_TASK TO CARRY OUT:_
Check each line of the data for "даты" and select those that have it.

Records from a collection:
==============================

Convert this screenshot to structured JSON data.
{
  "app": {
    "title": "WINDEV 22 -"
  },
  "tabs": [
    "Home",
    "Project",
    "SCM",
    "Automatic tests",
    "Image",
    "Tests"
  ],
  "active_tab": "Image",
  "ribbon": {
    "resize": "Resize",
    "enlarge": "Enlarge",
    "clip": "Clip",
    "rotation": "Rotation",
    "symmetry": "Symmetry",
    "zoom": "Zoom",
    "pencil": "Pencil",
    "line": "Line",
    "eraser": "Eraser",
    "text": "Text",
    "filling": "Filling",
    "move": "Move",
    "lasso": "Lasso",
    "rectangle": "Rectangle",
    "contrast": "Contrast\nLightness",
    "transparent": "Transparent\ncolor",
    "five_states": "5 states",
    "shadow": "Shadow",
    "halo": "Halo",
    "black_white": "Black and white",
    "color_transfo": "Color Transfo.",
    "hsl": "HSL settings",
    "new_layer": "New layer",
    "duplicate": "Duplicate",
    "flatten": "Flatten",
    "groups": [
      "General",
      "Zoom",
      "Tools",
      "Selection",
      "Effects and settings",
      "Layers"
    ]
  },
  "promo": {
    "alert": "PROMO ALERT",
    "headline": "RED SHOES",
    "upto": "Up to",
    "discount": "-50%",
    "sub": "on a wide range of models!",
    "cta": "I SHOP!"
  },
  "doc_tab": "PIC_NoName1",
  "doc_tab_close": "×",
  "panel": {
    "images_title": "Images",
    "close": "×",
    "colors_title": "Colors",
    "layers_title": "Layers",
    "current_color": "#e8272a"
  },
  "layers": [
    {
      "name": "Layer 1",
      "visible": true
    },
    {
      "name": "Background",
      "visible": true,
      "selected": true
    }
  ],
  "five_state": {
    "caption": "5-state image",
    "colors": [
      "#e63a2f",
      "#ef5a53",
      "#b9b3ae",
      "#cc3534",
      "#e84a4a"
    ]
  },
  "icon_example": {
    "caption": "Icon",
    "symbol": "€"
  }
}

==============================

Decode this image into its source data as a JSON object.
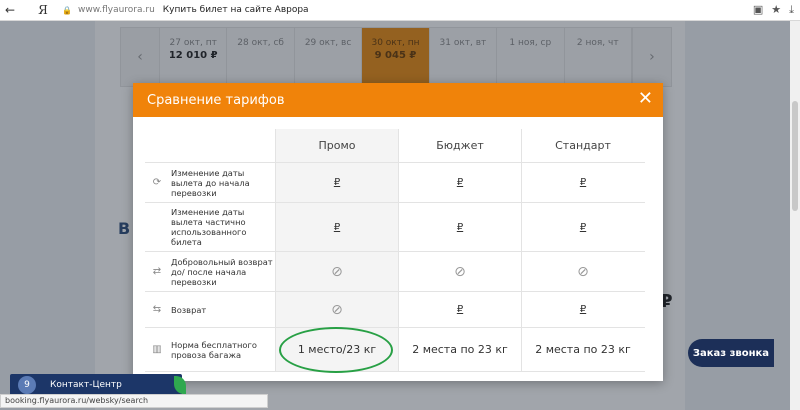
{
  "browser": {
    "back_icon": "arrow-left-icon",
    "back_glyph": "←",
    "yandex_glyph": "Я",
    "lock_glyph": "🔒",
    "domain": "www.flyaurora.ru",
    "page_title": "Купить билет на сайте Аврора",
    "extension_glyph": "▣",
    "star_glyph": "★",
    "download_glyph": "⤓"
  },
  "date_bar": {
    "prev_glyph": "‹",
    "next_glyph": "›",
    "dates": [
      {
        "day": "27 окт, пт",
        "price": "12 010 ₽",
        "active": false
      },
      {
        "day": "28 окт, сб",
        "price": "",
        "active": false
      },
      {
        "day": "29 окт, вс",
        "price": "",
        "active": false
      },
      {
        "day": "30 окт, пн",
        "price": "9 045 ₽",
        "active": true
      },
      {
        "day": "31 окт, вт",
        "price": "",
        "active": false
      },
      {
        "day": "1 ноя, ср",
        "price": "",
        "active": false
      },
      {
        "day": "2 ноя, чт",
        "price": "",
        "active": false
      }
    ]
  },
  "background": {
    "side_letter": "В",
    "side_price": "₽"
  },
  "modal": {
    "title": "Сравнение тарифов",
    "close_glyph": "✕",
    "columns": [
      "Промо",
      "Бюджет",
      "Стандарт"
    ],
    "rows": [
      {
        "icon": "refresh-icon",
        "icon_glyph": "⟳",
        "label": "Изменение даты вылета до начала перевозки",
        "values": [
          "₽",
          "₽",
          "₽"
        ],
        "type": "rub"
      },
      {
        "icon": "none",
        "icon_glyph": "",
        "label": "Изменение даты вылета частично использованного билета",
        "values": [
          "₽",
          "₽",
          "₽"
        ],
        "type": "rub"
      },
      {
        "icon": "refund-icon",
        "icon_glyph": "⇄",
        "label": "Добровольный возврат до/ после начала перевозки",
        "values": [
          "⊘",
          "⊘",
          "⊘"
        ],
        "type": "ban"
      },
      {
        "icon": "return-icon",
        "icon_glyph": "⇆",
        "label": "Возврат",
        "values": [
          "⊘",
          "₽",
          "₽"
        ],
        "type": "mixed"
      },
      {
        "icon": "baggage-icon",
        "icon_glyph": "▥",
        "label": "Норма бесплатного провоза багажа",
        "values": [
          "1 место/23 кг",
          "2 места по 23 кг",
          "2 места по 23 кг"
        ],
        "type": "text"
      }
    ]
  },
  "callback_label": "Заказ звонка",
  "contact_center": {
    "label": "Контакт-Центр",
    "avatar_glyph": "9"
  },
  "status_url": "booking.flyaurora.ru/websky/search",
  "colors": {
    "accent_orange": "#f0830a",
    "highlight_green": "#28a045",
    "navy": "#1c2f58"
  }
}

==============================

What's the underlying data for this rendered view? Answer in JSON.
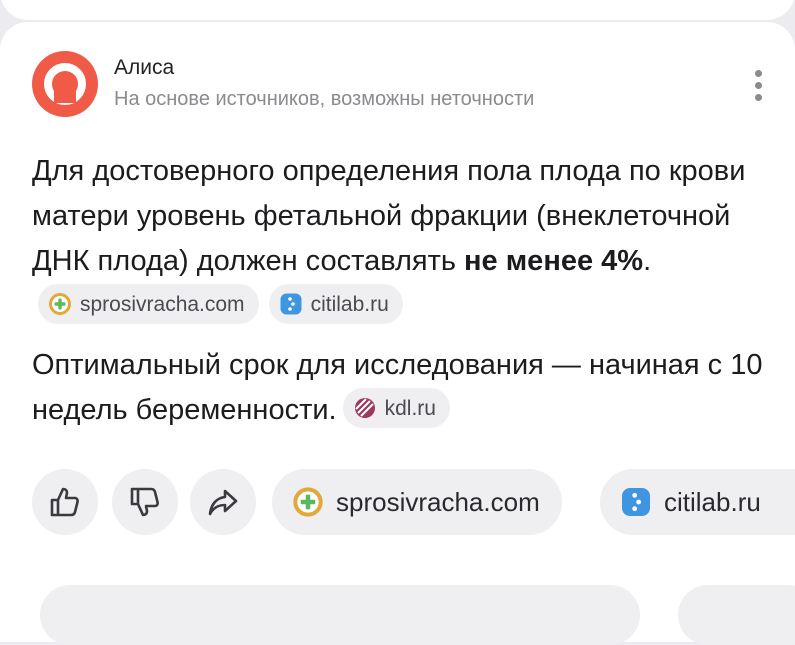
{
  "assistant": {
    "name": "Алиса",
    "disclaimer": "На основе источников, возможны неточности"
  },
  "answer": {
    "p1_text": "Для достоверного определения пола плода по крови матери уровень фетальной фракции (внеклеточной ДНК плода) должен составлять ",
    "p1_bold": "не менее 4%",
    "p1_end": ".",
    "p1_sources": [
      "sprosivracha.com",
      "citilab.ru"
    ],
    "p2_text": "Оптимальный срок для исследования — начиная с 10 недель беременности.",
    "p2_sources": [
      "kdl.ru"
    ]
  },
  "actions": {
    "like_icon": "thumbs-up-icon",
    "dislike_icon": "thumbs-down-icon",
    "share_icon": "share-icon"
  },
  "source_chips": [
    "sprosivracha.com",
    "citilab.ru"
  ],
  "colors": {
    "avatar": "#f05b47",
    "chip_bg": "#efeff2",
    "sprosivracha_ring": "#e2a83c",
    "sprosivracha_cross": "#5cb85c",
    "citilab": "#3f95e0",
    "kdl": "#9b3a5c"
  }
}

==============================

_TASK RESULT:_
        "label": "Изменение даты вылета до начала перевозки",
        "label": "Изменение даты вылета частично использованного билета",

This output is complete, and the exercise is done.